Gen X grew up largely without the Internet, Millennials aged alongside computers and other emerging technologies, and Gen Z is made of digital natives that don’t know life without mobile devices.
Now, with a global pandemic wreaking havoc for months now, kids are growing up enduring social distancing restrictions and mask requirements. Facing a conflict unique to recent generations, they don’t even know that the “new normal” is new or what COVID-19 is keeping them from.
Within the last month, small children all over the country began school or even daycare amidst the uncertainty that clouds the minds of both their parents and teachers. Right here in Leon County, students began in-person classes on Aug. 31. Families were presented three models: School-Based Digital Academy, Leon County Virtual School, and of course In-person instruction. Desks will be facing one direction and be placed six-feet apart where possible, according to the reopening plan on Leon County Schools’ website. Masks, a six-foot safe distance maintained at all possible times, and constant sanitization are all present in every classroom. Teachers and parents are having to adjust to school like they’ve never seen it before while their kids don’t know the difference.
Tatiana Camacho, a student at FAMU and a mother of a 3-year-old, understands the many risks and challenges of children and COVID-19 as she recently decided to homeschool her daughter. Despite being advised that children under the age of five don’t need to wear masks, she has her daughter wear one anyway, for safety and because she knows her child. Finding the masks necessary but tedious herself, Camacho works every day to instill the importance of them into her daughter, Jaliyah.
“I’m trying to teach her, but it’s hard,” Camacho said. “She still doesn’t understand it.”
Young kids are as absorbent as sponges and as impressionable as clay. As they grow and develop into functioning parts of society, their early interactions with people are crucial. Spending time with peers is one method kids take to learn how to empathize, share, develop relationships, and make decisions, according to developmental psychologist Deborah Phillips from Georgetown University.
“Social and emotional learning begins in infancy, and social skills form the foundation for other types of learning,” Phillips said in a recent interview with The New York Times.
Even as kids in 2020 use their colorful imagination to play with dolls or action figures, the events and safety measures they see daily still take an effect. Lisa Taksa applauded her 4-year-old son’s ability to cope.
“In his play, I’ll hear him say, ‘This bear is going to the museum and he has to wear his mask,’” Taksa said in an interview with Time magazine.
Thankfully, humans are built to adapt to their environment and circumstances and have been doing it since the beginning of time. Nonetheless, the restrictions now placed on socialization will undoubtedly take a toll on the development of kids growing up during these unprecedented times.

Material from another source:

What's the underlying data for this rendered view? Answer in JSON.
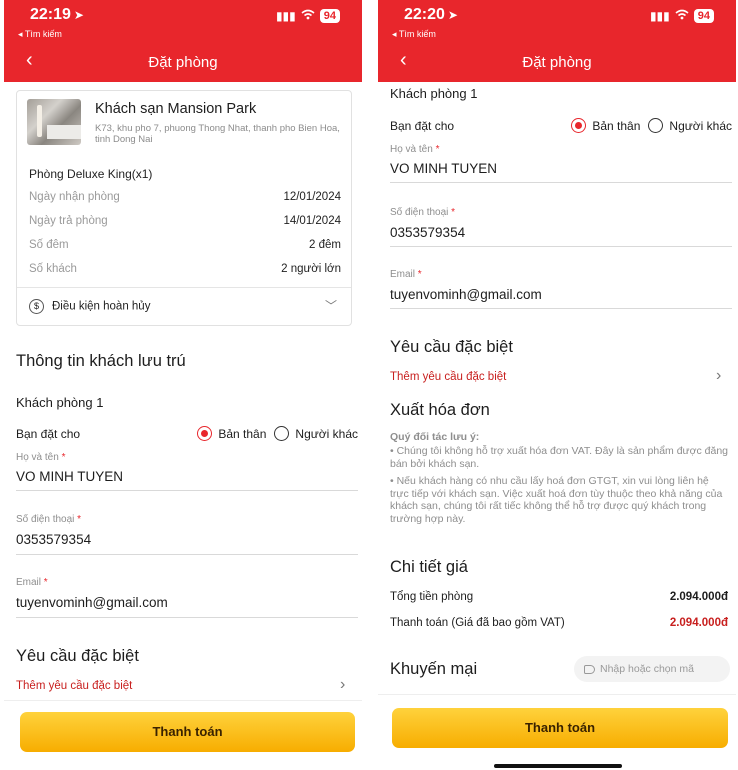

Until things go back to normal, kids will have to sit criss-cross applesauce as their parents tell them about a world they’ve never known. A world full of restaurants at 100% capacity, concerts where you’re way too close to strangers, and the privilege of seeing the entirety of someone’s face, mask-free.